Lizard Orchid - Himantoglossum hircinum


    This tall orchid carries up to 150 greenish-purple flowers on the flower spike. The common name refers to the flowers, which are said to look like lizards, with a long twisting tail and two 'legs' formed from the lips, and the petals and sepals forming the 'head'. The leaves are dull green in colour and often wither before the flowers open. The scientific name Himantoglossum derives from the Greek for 'strap-tongue' and hircinum is Latin for 'goat-like', this refers to the strong, foul smell of the flowers.

    Identification difficulty

    Typical habitats are grassland, ancient earthworks, scrub, open woodland, road, track and path sides, quarries, railway banks and calcareous sands (six of the current populations in these habitats are on golf courses).

    When to see it

    It begins to flower from late May to early July.

    Life History

    This perennial orchid may live for more than twenty years, but most plants flower irregularly and many only flower once.
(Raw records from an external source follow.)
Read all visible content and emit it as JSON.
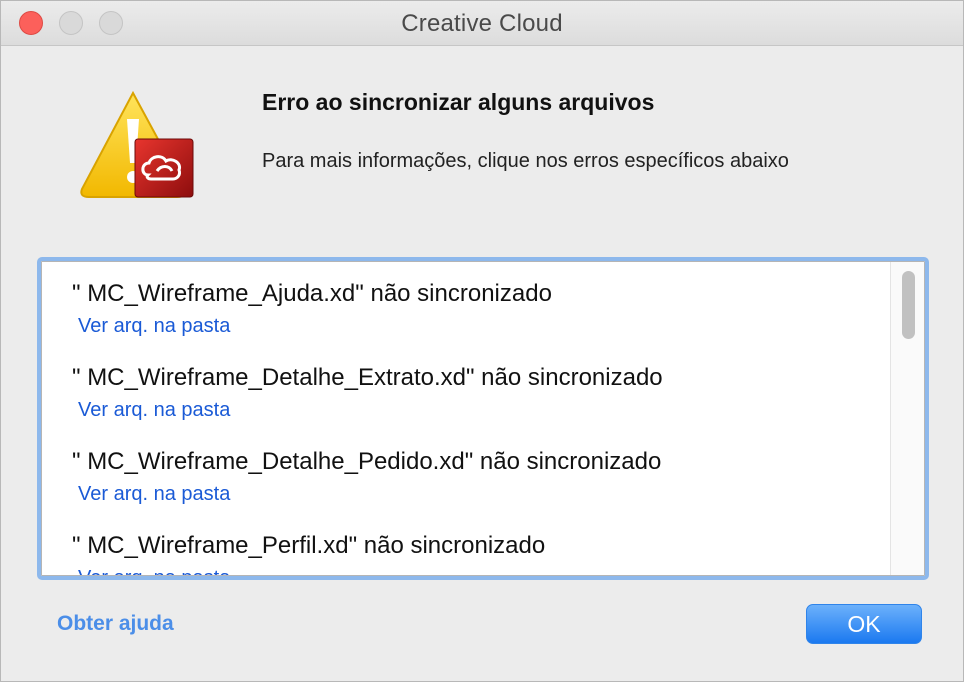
{
  "window": {
    "title": "Creative Cloud"
  },
  "dialog": {
    "heading": "Erro ao sincronizar alguns arquivos",
    "subtext": "Para mais informações, clique nos erros específicos abaixo",
    "icon": "warning-creative-cloud-icon"
  },
  "errors": [
    {
      "file": "\" MC_Wireframe_Ajuda.xd\" não sincronizado",
      "link": "Ver arq. na pasta"
    },
    {
      "file": "\" MC_Wireframe_Detalhe_Extrato.xd\" não sincronizado",
      "link": "Ver arq. na pasta"
    },
    {
      "file": "\" MC_Wireframe_Detalhe_Pedido.xd\" não sincronizado",
      "link": "Ver arq. na pasta"
    },
    {
      "file": "\" MC_Wireframe_Perfil.xd\" não sincronizado",
      "link": "Ver arq. na pasta"
    }
  ],
  "footer": {
    "help_label": "Obter ajuda",
    "ok_label": "OK"
  },
  "colors": {
    "accent": "#1b79f0",
    "link": "#1a5ad6",
    "help_link": "#4b8ee8",
    "warning": "#f7c600",
    "brand": "#c01a1a"
  }
}
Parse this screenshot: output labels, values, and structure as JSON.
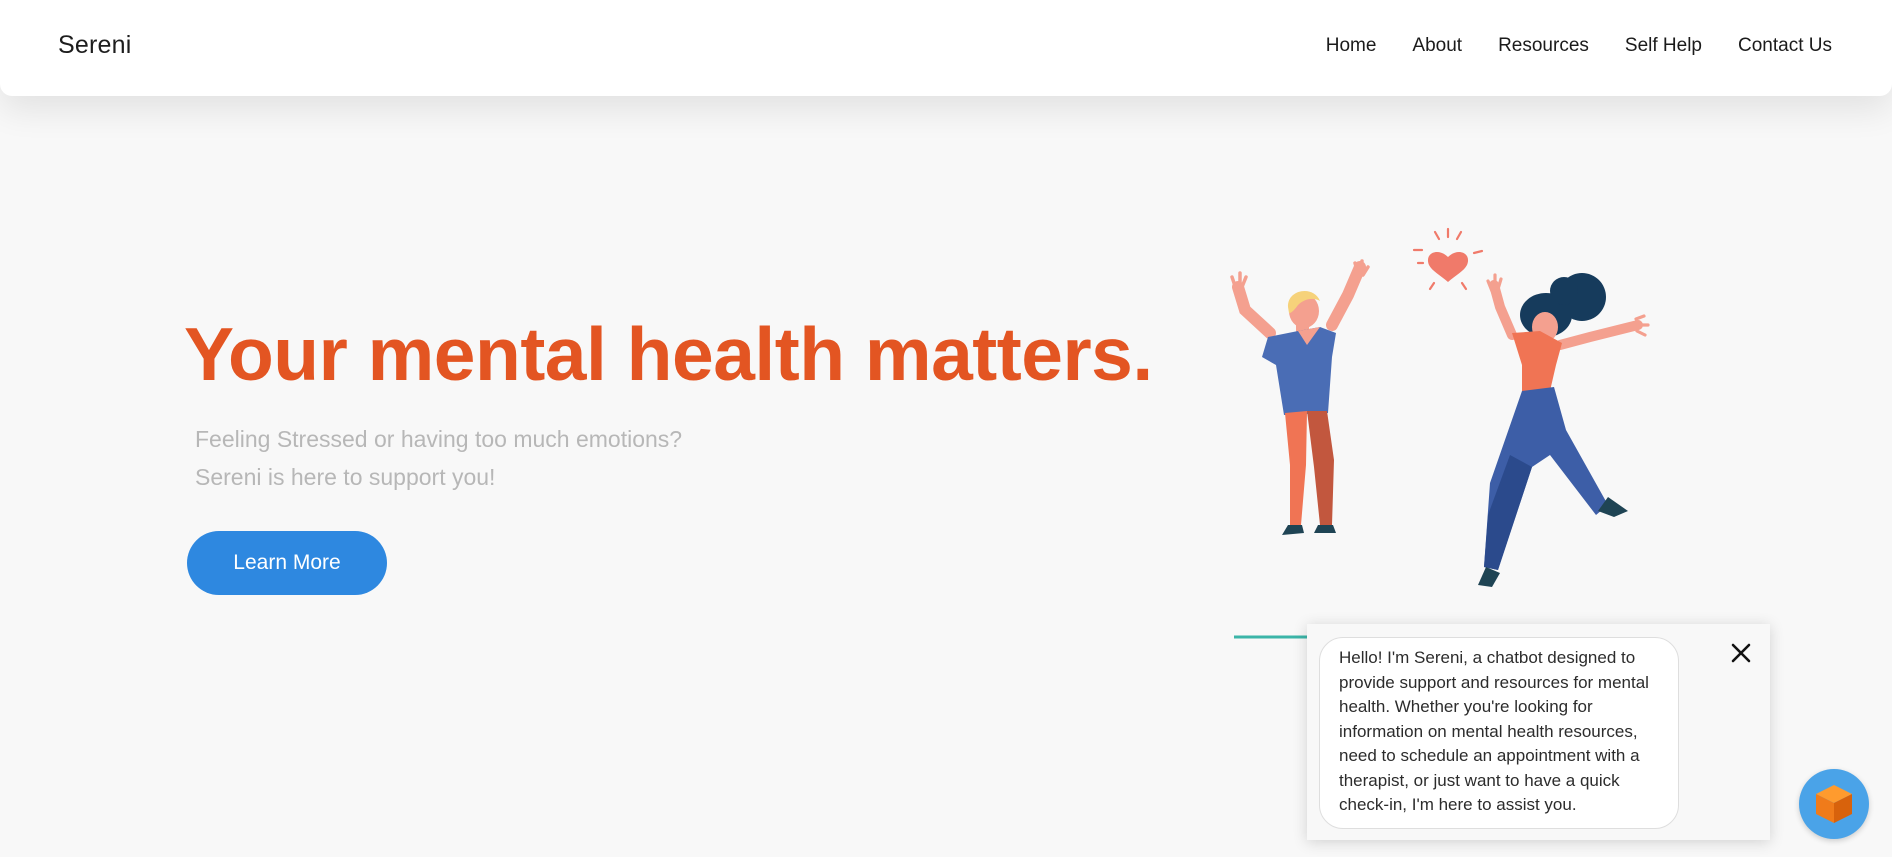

    UK Status

    This species is rare in the UK, and found locally in south east England.

    VC55 Status

    Rare in Leicestershire and Rutland where it was first recorded in June 2018. Precise location details have been noted but not made generally available.

    Leicestershire & Rutland Map

    UK Map